Teaching Religious Diversity in the Public Schools: A nice write-up from the NY Outward Bound Newsletter

Exploring Global Beliefs First-Hand

Bronx Expeditionary Learning High School (BELHS) teacher
Steve Gilman led his Global History class in studying world
religions and philosophies this spring.
Following extensive classroom work, students explored the three
monotheisms—Judaism, Christianity, and Islam—in one day of
intense fieldwork.
Rabbi Daniel S. Brenner, director of the Center for Multi-Faith
Education at Auburn Theological Seminary, led the students in a
workshop on religious diversity and tolerance. The rabbi also
described the "Face to Face—Faith to Faith" program which initiates
dialogues between young people in conflict areas like Israel-
Palestine. This held special interest for BELHS students, who had
designed compelling Israeli-Palestinian peace plans while studying
the Middle East conflict.
Josh Borkin of the Auburn team escorted the students to the
Cathedral of Saint John the Divine, where they focused on how religious
beliefs are expressed through ritual, memorials and church
architecture.
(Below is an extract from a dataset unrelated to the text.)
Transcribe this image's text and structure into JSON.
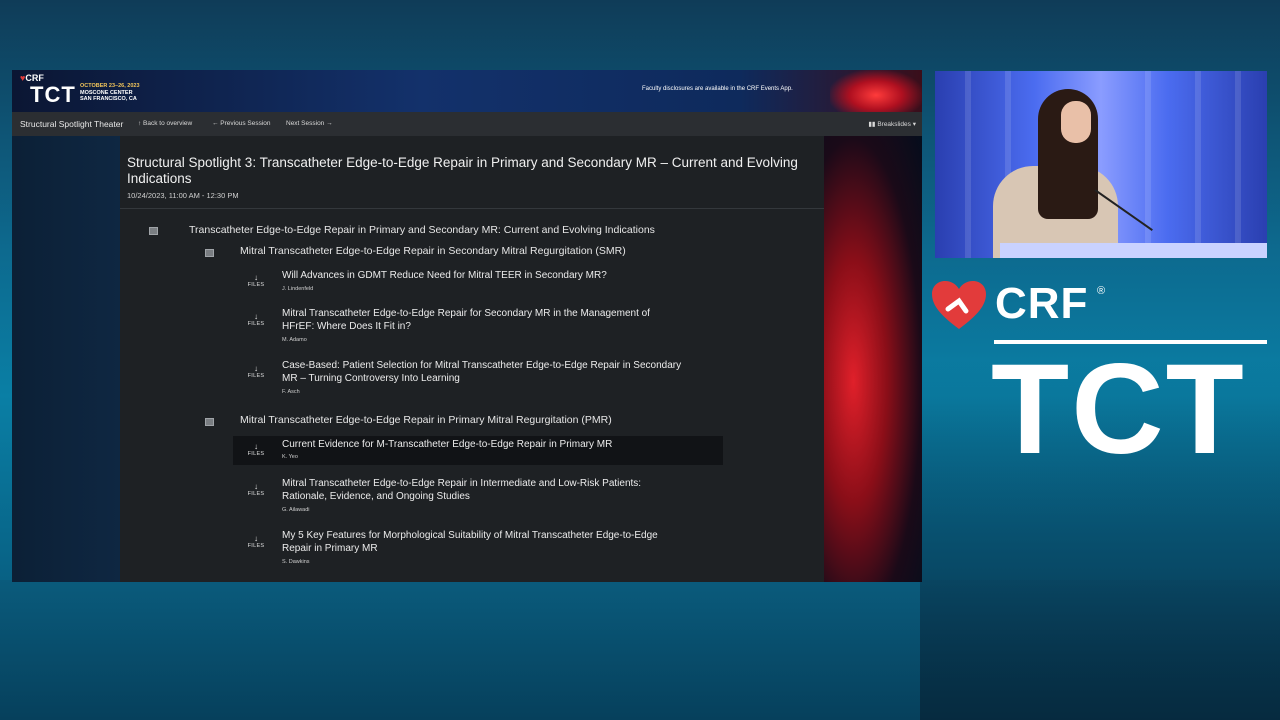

The class shared ideas on faith practices that create
community within and among beliefs, asked questions of the priests
and lit a few candles as they explored the massive stone Cathedral.
Poems they had written about religious diversity and tolerance will be
added to the Cathedral’s Poets Corner.
Then the students joined some 1,000 Muslims for Jumma
prayers at the Islamic Center on East 96th Street. The girls, who had
covered their heads en route to the mosque, sat in the balcony, separated
from the boys who lined up with the men downstairs. Those
who felt comfortable doing so joined in the prayers, kneeling on the
carpet, before the imam, Sheikh Omar Saleem Abu-Namous
(pictured left), delivered his sermon.
After the service, the imam led students in a discussion of Islam
and answered a number of tough questions about faith, justice, and
gender roles in Islam. Many dealt with the diversity of the faith community
in Jerusalem, a central theme in the students’ examination of
monotheisms. During the discussion, a young couple approached
the imam and asked him to marry them. He obliged, and with students
surrounding them on the carpet, the couple nervously took
their vows as the imam explained their marital obligations according
to the Koran—an unforgettable cap to this extraordinary day.
Back in class, students debriefed their intense experience, discussing
gender and social justice issues, tolerance and other topics
that arose during the fieldwork. "Students came to some eye-opening
conclusions about their beliefs, and how they believe others practice
their beliefs," Steve said.